Achieving cultural diversity is much deeper and more complex than mixing skin colors, languages, and customs. Real diversity is attained by blending every element of different societies, yet maintaining the uniqueness of each component. It consists of embedding an understanding and appreciation of unfamiliar customs and rites and rituals, while maintaining the core virtues of the host society’s character. That’s my take on cultural diversity, for what it’s worth. And I long for more of it.
I want the opportunity to experience the richness of multiple cultures, while holding on to my own. I do not understand attitudes that reject diversity, instead clinging to the idea that the “purity” of one’s own culture can be maintained only by excluding external influences.
Vacation travel offers only a glimpse into other cultures. It is too brief and too superficial to permit the development of real understanding. Understanding other cultures, I think, requires time, patience, and trust—trust of both the visitor and the visited. I have a vision, impossible to achieve, of creating global villages in close proximity to one another. They would be cultural pockets that maintain their identity, yet would be open to sharing the “secrets” of that identity to visitors. These pockets would resemble the Chinatowns in big cities all over the U.S., but would invite people in to learn about the diverse cultures; integrated into our culture, but maintaining their uniqueness. Cultural diversity, in other words. I can envision Japanese and Chinese and Mexican enclaves. And, for that matter, Black enclaves in which African-American culture is maintained and cultivated, open so others can learn from and about that culture.
The seed for this fantasy was sown this morning while I read about Japan’s shokunin. According to the article on the BBC website, “the term represents especially devoted craftspeople who may spend their entire lives perfecting their art, making a living out of it and ensuring it passes to the next generation.” The artisans included in a video companion to the article were especially intriguing; they are people who create models of the food items on menus. These people make models of each dish on a menu that can be displayed in a restaurant’s window so passers-by can see what the menu items looks like. The models look absolutely real. The article reports on other shokunin, as well. I would be fascinated to delve into that (and other) aspect of Japanese culture by spending time, on a regular, frequent basis in my imagined Japanese cultural pocket. Of course, I might have a bit of a tough time understanding the language, but in my make-believe world, the Japanese people who I meet will be happy to struggle with English as I struggle with Japanese.
Of course, such pockets of diversity should, in my dream world, exist in other countries and inside cultural enclaves in our own culture. If only people around the world could be enticed to appreciate and be excited about the richness of cultures outside their own, perhaps the world would be a more peaceful and less stressful place. If only. But that fantasy is just that: a dream, an illusion, a reverie. Why can it not be reality? I think the answer is that people tend to view experiences outside their own culture as threats, something to fear. I know I’ve felt that on occasion; when I’ve encountered something I did not know, and did not understand, I became uneasy and frightened of…something. But, after getting through the initial apprehension, I became engaged by the novelty of a new experience. And so it should be for everyone. I wish.

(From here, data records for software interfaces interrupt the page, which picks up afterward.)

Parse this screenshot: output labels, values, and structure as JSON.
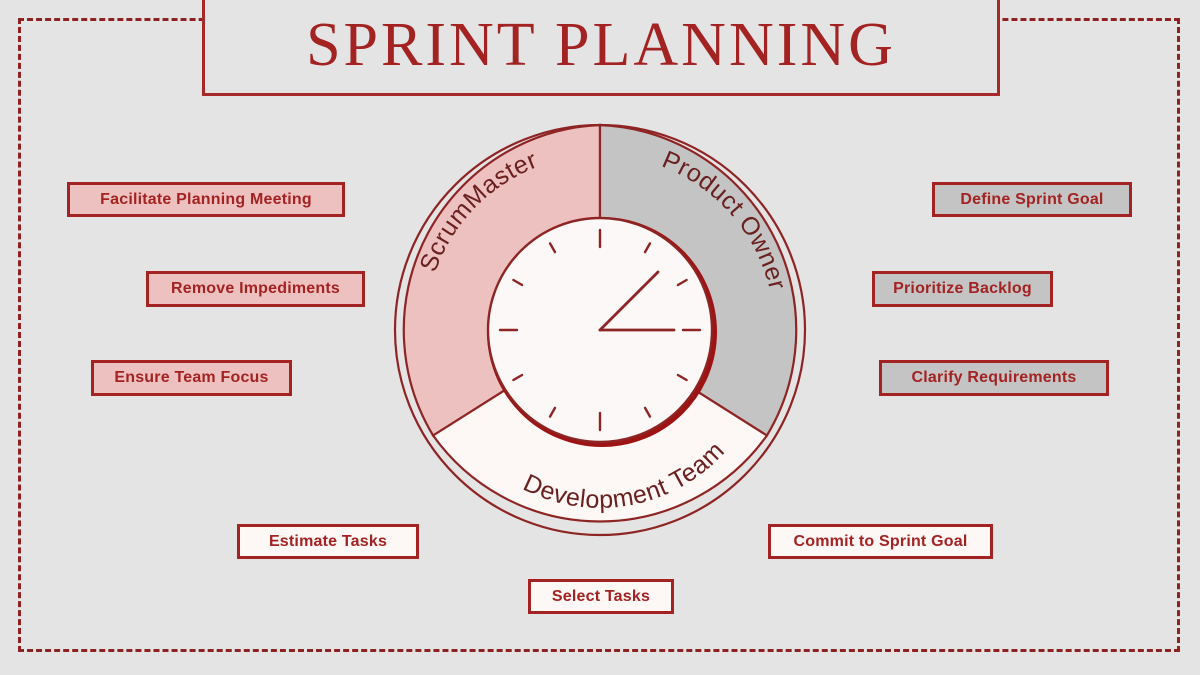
{
  "page": {
    "title": "SPRINT PLANNING",
    "background_color": "#e5e4e4",
    "accent_color": "#a32222",
    "pink_color": "#eec1c1",
    "gray_color": "#c4c4c4",
    "white_color": "#fdf7f5"
  },
  "wheel": {
    "segments": [
      {
        "name": "scrummaster",
        "label": "ScrumMaster",
        "color": "#eec1c1"
      },
      {
        "name": "product-owner",
        "label": "Product Owner",
        "color": "#c4c4c4"
      },
      {
        "name": "development-team",
        "label": "Development Team",
        "color": "#fdf7f5"
      }
    ],
    "clock": {
      "tick_count": 12,
      "hour_hand": "1",
      "minute_hand": "15"
    }
  },
  "callouts": {
    "left": [
      {
        "name": "facilitate-planning-meeting",
        "label": "Facilitate Planning Meeting",
        "style": "pink"
      },
      {
        "name": "remove-impediments",
        "label": "Remove Impediments",
        "style": "pink"
      },
      {
        "name": "ensure-team-focus",
        "label": "Ensure Team Focus",
        "style": "pink"
      }
    ],
    "right": [
      {
        "name": "define-sprint-goal",
        "label": "Define Sprint Goal",
        "style": "gray"
      },
      {
        "name": "prioritize-backlog",
        "label": "Prioritize Backlog",
        "style": "gray"
      },
      {
        "name": "clarify-requirements",
        "label": "Clarify Requirements",
        "style": "gray"
      }
    ],
    "bottom": [
      {
        "name": "estimate-tasks",
        "label": "Estimate Tasks",
        "style": "white"
      },
      {
        "name": "select-tasks",
        "label": "Select Tasks",
        "style": "white"
      },
      {
        "name": "commit-to-sprint-goal",
        "label": "Commit to Sprint Goal",
        "style": "white"
      }
    ]
  }
}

Fantasy. It keeps my mind off reality. Lately, I’ve found I prefer fantasy to reality. I prefer the land of make-believe, over on the other side of dream-world. But the real world has so much to offer. In fact, it is what populates my dream world.
Hmm. Speaking of a dream world. I just pulled up the shades and, to my surprise, the ground outside is covered in snow, as are the trees. And I see snowflakes falling from the sky. The streets look clear, though. I’ll stop writing and will, instead, stare at the dreamworld outside my window.